- [Directions for this task]:
Give the listing again word for word. Leave every image out.

- [Data shown]:
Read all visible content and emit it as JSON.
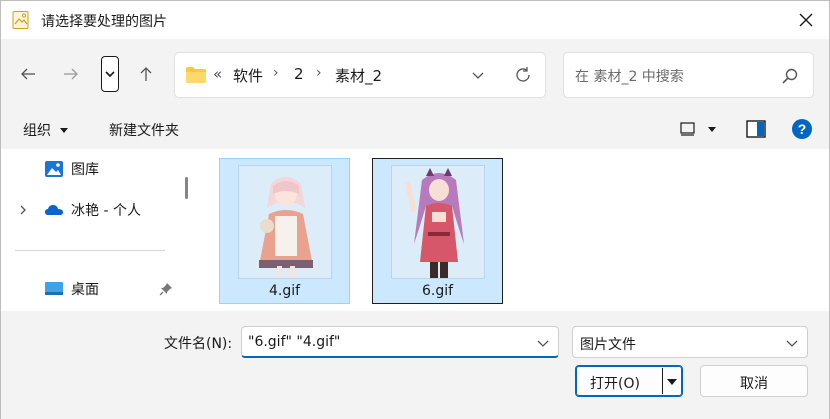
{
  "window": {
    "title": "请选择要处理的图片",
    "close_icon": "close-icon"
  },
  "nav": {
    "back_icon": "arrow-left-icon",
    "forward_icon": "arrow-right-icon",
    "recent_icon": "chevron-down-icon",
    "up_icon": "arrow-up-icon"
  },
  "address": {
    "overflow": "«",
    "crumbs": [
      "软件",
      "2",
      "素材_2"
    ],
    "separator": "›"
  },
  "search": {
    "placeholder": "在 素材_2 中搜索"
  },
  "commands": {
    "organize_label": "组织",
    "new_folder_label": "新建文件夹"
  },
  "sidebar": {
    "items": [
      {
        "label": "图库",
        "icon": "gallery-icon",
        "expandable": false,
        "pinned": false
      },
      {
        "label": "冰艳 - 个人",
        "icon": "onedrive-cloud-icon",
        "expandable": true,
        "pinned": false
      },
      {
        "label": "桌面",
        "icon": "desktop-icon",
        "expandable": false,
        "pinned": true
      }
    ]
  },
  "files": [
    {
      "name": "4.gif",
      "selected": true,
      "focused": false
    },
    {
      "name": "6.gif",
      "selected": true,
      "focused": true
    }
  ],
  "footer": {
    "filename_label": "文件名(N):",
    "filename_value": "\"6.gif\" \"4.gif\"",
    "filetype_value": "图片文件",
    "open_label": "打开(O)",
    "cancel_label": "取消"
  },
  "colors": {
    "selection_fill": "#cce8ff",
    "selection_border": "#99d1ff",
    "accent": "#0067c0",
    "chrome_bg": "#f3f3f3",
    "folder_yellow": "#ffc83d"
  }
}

- [Written answer]:
Read all visible content and emit it as JSON.
{
  "window": {
    "title": "请选择要处理的图片",
    "close_icon": "close-icon"
  },
  "nav": {
    "back_icon": "arrow-left-icon",
    "forward_icon": "arrow-right-icon",
    "recent_icon": "chevron-down-icon",
    "up_icon": "arrow-up-icon"
  },
  "address": {
    "overflow": "«",
    "crumbs": [
      "软件",
      "2",
      "素材_2"
    ],
    "separator": "›"
  },
  "search": {
    "placeholder": "在 素材_2 中搜索"
  },
  "commands": {
    "organize_label": "组织",
    "new_folder_label": "新建文件夹"
  },
  "sidebar": {
    "items": [
      {
        "label": "图库",
        "icon": "gallery-icon",
        "expandable": false,
        "pinned": false
      },
      {
        "label": "冰艳 - 个人",
        "icon": "onedrive-cloud-icon",
        "expandable": true,
        "pinned": false
      },
      {
        "label": "桌面",
        "icon": "desktop-icon",
        "expandable": false,
        "pinned": true
      }
    ]
  },
  "files": [
    {
      "name": "4.gif",
      "selected": true,
      "focused": false
    },
    {
      "name": "6.gif",
      "selected": true,
      "focused": true
    }
  ],
  "footer": {
    "filename_label": "文件名(N):",
    "filename_value": "\"6.gif\" \"4.gif\"",
    "filetype_value": "图片文件",
    "open_label": "打开(O)",
    "cancel_label": "取消"
  },
  "colors": {
    "selection_fill": "#cce8ff",
    "selection_border": "#99d1ff",
    "accent": "#0067c0",
    "chrome_bg": "#f3f3f3",
    "folder_yellow": "#ffc83d"
  }
}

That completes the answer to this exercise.